Work order> Please retype all of the following entries exactly.

[Web page and app entries]
· · · · ·

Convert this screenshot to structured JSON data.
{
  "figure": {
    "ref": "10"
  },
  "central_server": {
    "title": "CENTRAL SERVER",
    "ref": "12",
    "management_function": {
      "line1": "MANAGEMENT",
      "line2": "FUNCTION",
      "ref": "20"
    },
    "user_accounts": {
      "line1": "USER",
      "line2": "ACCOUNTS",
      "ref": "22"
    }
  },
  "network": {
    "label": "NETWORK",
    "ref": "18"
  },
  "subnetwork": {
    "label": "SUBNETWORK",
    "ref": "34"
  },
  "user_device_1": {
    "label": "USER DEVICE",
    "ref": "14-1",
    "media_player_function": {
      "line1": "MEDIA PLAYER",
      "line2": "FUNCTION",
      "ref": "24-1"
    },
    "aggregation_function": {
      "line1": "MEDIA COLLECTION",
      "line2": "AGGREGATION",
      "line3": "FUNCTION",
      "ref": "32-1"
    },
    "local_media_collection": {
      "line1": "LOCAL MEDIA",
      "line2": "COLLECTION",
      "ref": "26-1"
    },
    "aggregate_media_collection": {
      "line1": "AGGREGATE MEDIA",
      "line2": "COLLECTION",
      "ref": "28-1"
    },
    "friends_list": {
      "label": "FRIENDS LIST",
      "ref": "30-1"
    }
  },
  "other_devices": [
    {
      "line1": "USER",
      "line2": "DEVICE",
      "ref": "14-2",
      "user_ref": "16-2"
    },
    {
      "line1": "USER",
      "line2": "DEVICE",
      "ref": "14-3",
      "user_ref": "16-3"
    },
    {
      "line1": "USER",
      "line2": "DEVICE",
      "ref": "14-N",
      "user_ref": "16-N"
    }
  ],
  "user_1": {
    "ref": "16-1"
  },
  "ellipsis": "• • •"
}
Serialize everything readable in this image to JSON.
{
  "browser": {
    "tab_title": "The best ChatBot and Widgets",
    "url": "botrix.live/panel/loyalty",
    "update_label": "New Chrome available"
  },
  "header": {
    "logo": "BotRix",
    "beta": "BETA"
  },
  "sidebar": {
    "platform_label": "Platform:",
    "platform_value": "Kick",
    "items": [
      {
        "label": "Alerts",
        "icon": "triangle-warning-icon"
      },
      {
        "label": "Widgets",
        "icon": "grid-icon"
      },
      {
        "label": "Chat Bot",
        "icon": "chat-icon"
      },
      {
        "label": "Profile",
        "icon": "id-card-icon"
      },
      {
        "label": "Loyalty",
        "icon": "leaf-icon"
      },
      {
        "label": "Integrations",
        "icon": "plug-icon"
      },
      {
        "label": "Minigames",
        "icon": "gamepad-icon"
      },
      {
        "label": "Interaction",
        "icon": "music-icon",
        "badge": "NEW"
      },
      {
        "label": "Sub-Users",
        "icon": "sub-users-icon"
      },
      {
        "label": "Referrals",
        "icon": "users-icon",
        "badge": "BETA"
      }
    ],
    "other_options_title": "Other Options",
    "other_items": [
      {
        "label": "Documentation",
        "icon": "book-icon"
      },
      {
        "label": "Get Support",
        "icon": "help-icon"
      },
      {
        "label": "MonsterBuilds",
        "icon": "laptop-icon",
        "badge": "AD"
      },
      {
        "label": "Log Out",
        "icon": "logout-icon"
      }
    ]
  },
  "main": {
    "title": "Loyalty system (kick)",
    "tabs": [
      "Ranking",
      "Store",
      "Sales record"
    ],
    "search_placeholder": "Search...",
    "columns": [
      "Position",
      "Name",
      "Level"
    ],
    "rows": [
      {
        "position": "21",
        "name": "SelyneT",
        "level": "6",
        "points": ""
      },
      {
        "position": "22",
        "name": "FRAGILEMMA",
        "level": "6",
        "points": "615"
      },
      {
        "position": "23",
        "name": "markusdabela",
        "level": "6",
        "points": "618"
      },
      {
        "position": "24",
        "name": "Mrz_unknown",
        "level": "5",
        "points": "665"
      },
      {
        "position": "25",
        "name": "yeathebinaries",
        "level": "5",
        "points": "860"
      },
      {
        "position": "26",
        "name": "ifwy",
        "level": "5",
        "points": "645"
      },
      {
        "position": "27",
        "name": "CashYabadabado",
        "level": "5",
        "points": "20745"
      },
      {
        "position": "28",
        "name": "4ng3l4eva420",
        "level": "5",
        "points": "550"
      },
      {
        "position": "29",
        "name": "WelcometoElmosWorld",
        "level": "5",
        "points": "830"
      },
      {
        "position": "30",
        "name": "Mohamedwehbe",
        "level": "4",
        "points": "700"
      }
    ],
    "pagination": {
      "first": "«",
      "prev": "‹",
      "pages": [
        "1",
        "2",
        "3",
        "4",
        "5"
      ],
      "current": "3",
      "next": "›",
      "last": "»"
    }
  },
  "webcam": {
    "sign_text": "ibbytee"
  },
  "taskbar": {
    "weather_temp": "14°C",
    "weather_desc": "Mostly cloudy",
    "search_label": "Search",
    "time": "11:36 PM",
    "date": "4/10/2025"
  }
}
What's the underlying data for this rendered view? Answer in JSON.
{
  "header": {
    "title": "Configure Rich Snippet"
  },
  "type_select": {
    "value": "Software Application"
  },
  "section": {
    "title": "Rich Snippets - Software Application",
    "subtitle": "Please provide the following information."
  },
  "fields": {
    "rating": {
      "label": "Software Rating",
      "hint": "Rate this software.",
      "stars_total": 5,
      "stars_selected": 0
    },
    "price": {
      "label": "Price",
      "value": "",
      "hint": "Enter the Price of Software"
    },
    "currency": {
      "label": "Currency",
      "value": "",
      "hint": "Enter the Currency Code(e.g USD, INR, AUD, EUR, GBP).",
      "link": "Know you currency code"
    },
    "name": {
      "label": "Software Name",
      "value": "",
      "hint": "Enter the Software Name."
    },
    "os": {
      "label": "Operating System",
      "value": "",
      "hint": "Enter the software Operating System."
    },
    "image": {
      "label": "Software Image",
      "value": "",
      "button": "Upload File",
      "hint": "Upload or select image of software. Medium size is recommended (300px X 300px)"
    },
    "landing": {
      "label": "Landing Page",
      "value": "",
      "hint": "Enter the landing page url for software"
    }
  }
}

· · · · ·

Solution below>
Convert this screenshot to structured JSON data.
{
  "figure": {
    "ref": "10"
  },
  "central_server": {
    "title": "CENTRAL SERVER",
    "ref": "12",
    "management_function": {
      "line1": "MANAGEMENT",
      "line2": "FUNCTION",
      "ref": "20"
    },
    "user_accounts": {
      "line1": "USER",
      "line2": "ACCOUNTS",
      "ref": "22"
    }
  },
  "network": {
    "label": "NETWORK",
    "ref": "18"
  },
  "subnetwork": {
    "label": "SUBNETWORK",
    "ref": "34"
  },
  "user_device_1": {
    "label": "USER DEVICE",
    "ref": "14-1",
    "media_player_function": {
      "line1": "MEDIA PLAYER",
      "line2": "FUNCTION",
      "ref": "24-1"
    },
    "aggregation_function": {
      "line1": "MEDIA COLLECTION",
      "line2": "AGGREGATION",
      "line3": "FUNCTION",
      "ref": "32-1"
    },
    "local_media_collection": {
      "line1": "LOCAL MEDIA",
      "line2": "COLLECTION",
      "ref": "26-1"
    },
    "aggregate_media_collection": {
      "line1": "AGGREGATE MEDIA",
      "line2": "COLLECTION",
      "ref": "28-1"
    },
    "friends_list": {
      "label": "FRIENDS LIST",
      "ref": "30-1"
    }
  },
  "other_devices": [
    {
      "line1": "USER",
      "line2": "DEVICE",
      "ref": "14-2",
      "user_ref": "16-2"
    },
    {
      "line1": "USER",
      "line2": "DEVICE",
      "ref": "14-3",
      "user_ref": "16-3"
    },
    {
      "line1": "USER",
      "line2": "DEVICE",
      "ref": "14-N",
      "user_ref": "16-N"
    }
  ],
  "user_1": {
    "ref": "16-1"
  },
  "ellipsis": "• • •"
}
Serialize everything readable in this image to JSON.
{
  "browser": {
    "tab_title": "The best ChatBot and Widgets",
    "url": "botrix.live/panel/loyalty",
    "update_label": "New Chrome available"
  },
  "header": {
    "logo": "BotRix",
    "beta": "BETA"
  },
  "sidebar": {
    "platform_label": "Platform:",
    "platform_value": "Kick",
    "items": [
      {
        "label": "Alerts",
        "icon": "triangle-warning-icon"
      },
      {
        "label": "Widgets",
        "icon": "grid-icon"
      },
      {
        "label": "Chat Bot",
        "icon": "chat-icon"
      },
      {
        "label": "Profile",
        "icon": "id-card-icon"
      },
      {
        "label": "Loyalty",
        "icon": "leaf-icon"
      },
      {
        "label": "Integrations",
        "icon": "plug-icon"
      },
      {
        "label": "Minigames",
        "icon": "gamepad-icon"
      },
      {
        "label": "Interaction",
        "icon": "music-icon",
        "badge": "NEW"
      },
      {
        "label": "Sub-Users",
        "icon": "sub-users-icon"
      },
      {
        "label": "Referrals",
        "icon": "users-icon",
        "badge": "BETA"
      }
    ],
    "other_options_title": "Other Options",
    "other_items": [
      {
        "label": "Documentation",
        "icon": "book-icon"
      },
      {
        "label": "Get Support",
        "icon": "help-icon"
      },
      {
        "label": "MonsterBuilds",
        "icon": "laptop-icon",
        "badge": "AD"
      },
      {
        "label": "Log Out",
        "icon": "logout-icon"
      }
    ]
  },
  "main": {
    "title": "Loyalty system (kick)",
    "tabs": [
      "Ranking",
      "Store",
      "Sales record"
    ],
    "search_placeholder": "Search...",
    "columns": [
      "Position",
      "Name",
      "Level"
    ],
    "rows": [
      {
        "position": "21",
        "name": "SelyneT",
        "level": "6",
        "points": ""
      },
      {
        "position": "22",
        "name": "FRAGILEMMA",
        "level": "6",
        "points": "615"
      },
      {
        "position": "23",
        "name": "markusdabela",
        "level": "6",
        "points": "618"
      },
      {
        "position": "24",
        "name": "Mrz_unknown",
        "level": "5",
        "points": "665"
      },
      {
        "position": "25",
        "name": "yeathebinaries",
        "level": "5",
        "points": "860"
      },
      {
        "position": "26",
        "name": "ifwy",
        "level": "5",
        "points": "645"
      },
      {
        "position": "27",
        "name": "CashYabadabado",
        "level": "5",
        "points": "20745"
      },
      {
        "position": "28",
        "name": "4ng3l4eva420",
        "level": "5",
        "points": "550"
      },
      {
        "position": "29",
        "name": "WelcometoElmosWorld",
        "level": "5",
        "points": "830"
      },
      {
        "position": "30",
        "name": "Mohamedwehbe",
        "level": "4",
        "points": "700"
      }
    ],
    "pagination": {
      "first": "«",
      "prev": "‹",
      "pages": [
        "1",
        "2",
        "3",
        "4",
        "5"
      ],
      "current": "3",
      "next": "›",
      "last": "»"
    }
  },
  "webcam": {
    "sign_text": "ibbytee"
  },
  "taskbar": {
    "weather_temp": "14°C",
    "weather_desc": "Mostly cloudy",
    "search_label": "Search",
    "time": "11:36 PM",
    "date": "4/10/2025"
  }
}
What's the underlying data for this rendered view? Answer in JSON.
{
  "header": {
    "title": "Configure Rich Snippet"
  },
  "type_select": {
    "value": "Software Application"
  },
  "section": {
    "title": "Rich Snippets - Software Application",
    "subtitle": "Please provide the following information."
  },
  "fields": {
    "rating": {
      "label": "Software Rating",
      "hint": "Rate this software.",
      "stars_total": 5,
      "stars_selected": 0
    },
    "price": {
      "label": "Price",
      "value": "",
      "hint": "Enter the Price of Software"
    },
    "currency": {
      "label": "Currency",
      "value": "",
      "hint": "Enter the Currency Code(e.g USD, INR, AUD, EUR, GBP).",
      "link": "Know you currency code"
    },
    "name": {
      "label": "Software Name",
      "value": "",
      "hint": "Enter the Software Name."
    },
    "os": {
      "label": "Operating System",
      "value": "",
      "hint": "Enter the software Operating System."
    },
    "image": {
      "label": "Software Image",
      "value": "",
      "button": "Upload File",
      "hint": "Upload or select image of software. Medium size is recommended (300px X 300px)"
    },
    "landing": {
      "label": "Landing Page",
      "value": "",
      "hint": "Enter the landing page url for software"
    }
  }
}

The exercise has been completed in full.